Clearly, I have no problem with cooked tomatoes in any way; I think raw, uncooked tomatoes have a totally different flavor. Raw tomatoes are brighter, tangy, acidic, and juicy in a not-so-great, want-to-throw-up kind of way. So when my boyfriend excitedly showed up with 15 Roma tomatoes, because he got them all for $1, I didn’t know what to do. Roma tomatoes are notoriously great for making Salsa, but I’m not sure if gnawing on some Romas is appropriate. 

Tomatoes are in season in the heat of summer, and one of my favorite things to do is go look at the mounds and heaps of tomatoes at farmer’s markets. There’s just something about the stacks of the round, juicy, bright orbs that makes me happy. To me, they seem to signify the end of summer, the start of a transition into fall, which is arguably my favorite time of year. (Changing leaves, football, corn mazes, pumpkins, crisp mornings, and Thanksgiving all in one season.)

Sometimes there are so many tomatoes at the farmers market in August that it is not uncommon for vendors to let you take home a whole basket for only a couple bucks.

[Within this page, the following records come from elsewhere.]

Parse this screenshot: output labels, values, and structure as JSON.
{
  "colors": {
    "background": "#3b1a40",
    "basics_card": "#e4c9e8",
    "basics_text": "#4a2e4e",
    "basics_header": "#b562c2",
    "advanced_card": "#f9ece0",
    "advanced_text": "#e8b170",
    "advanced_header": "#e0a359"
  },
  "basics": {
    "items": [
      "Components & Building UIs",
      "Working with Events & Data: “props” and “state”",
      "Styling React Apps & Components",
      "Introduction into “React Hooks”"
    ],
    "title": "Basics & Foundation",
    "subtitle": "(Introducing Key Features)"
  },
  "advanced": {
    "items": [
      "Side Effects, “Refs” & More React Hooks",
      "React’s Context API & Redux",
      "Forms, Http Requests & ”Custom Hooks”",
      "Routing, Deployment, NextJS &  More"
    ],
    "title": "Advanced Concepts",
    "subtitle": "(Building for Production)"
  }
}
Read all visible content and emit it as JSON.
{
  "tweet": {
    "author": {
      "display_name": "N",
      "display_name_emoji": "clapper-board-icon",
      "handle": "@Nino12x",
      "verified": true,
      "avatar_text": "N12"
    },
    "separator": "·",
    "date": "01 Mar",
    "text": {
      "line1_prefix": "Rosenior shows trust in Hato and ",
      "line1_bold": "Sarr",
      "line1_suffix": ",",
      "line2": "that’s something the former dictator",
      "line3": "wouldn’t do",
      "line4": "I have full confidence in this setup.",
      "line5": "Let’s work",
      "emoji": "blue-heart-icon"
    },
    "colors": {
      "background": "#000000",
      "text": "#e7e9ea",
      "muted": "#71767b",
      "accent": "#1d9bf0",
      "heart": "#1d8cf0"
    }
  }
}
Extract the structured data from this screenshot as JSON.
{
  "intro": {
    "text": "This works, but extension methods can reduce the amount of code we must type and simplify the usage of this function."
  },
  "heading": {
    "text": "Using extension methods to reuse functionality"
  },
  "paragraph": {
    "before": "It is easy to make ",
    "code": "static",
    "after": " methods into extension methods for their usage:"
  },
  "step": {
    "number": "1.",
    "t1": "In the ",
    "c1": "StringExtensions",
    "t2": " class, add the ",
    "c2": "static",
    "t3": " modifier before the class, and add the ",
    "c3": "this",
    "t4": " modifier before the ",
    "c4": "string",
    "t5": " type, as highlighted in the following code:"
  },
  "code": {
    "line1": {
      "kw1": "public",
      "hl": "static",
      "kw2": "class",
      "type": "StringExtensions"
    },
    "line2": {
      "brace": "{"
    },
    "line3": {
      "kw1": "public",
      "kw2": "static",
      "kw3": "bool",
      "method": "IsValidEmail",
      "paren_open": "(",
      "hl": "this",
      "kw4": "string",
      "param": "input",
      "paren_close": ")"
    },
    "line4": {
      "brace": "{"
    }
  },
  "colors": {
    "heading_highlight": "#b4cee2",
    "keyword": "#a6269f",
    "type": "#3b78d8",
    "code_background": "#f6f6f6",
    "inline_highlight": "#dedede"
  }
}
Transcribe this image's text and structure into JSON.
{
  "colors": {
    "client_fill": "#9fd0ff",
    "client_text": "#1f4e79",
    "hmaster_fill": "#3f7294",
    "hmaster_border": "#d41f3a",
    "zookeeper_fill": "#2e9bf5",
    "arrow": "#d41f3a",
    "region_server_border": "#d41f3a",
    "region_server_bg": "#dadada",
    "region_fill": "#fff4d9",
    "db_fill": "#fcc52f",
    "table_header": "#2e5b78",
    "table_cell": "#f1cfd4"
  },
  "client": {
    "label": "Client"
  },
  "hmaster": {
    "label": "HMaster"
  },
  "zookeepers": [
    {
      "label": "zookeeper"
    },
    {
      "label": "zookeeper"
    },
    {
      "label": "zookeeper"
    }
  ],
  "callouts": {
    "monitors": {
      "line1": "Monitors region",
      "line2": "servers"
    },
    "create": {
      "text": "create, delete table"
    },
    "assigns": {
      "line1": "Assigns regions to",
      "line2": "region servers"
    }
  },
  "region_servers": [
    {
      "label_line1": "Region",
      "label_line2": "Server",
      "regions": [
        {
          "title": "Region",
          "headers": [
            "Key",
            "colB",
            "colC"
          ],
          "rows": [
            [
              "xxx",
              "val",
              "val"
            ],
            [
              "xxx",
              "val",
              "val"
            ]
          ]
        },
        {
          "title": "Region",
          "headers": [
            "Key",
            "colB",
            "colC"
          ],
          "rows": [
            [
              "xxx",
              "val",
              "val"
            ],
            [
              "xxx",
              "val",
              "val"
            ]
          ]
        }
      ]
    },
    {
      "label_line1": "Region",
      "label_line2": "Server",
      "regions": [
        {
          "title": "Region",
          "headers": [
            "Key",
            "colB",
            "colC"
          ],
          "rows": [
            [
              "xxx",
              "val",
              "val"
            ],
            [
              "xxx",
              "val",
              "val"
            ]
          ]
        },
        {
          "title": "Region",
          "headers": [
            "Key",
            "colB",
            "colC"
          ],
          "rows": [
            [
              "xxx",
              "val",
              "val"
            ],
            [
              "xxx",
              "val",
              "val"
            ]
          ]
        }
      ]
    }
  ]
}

They would rather them go to a happy family and get eaten than have them rot for the sake of a profit. Farmers are good people. Its one of the things I miss about living in Iowa the most.

For these Romas, I decided to dehydrate them and make them into a chip, an incredibly healthy and savory snack food. Since the dehydrator merely draws out moisture, these tomatoes are, shockingly uncooked yet extremely palatable. They’re similar to sundried tomatoes, but they can be made overnight in your home instead of drying them outside with the use of a sundial and guard to keep away pesks. ;) Please note that because of the high moisture content, these take awhile to dehydrate, so plan accordingly. These chips will also shrink in size considerably; they won’t make as much as you think, but don’t worry, they’re still worth it.



Paleo Roma Dill Chips

Makes 1 bowl of chips

  • 15 Roma tomatoes
  • 1.5 tbsp. olive oil
  • 1 tbsp. dried dill, or 3 tbsp. fresh chopped dill
  • 1 tsp. smoked paprika
  • 2 tsp. garlic powder
  • ¼ tsp. dried chili powder (I use hatch chili powder, yummmm)
  1. Slice tomatoes about ¾ inch thick and place them in a strainer or colander. Place colander in the sink and let the water/juice naturally drain away from the tomato slices for about 10 minutes. Shake occasionally to let additional juices drain.
  2. In a bowl, mix all spices with the olive oil.
  3. Add tomatoes and coat all slices evenly with olive oil mixture by stirring with a spoon or using your hands.
  4. Place slices onto dehydrator, being careful not to overlap. Turn on dehydrator and let dehydrate until slightly chewy but dried. My own dehydrator takes about 8 hours, or overnight, but follow the manufacturer directions for your particular model.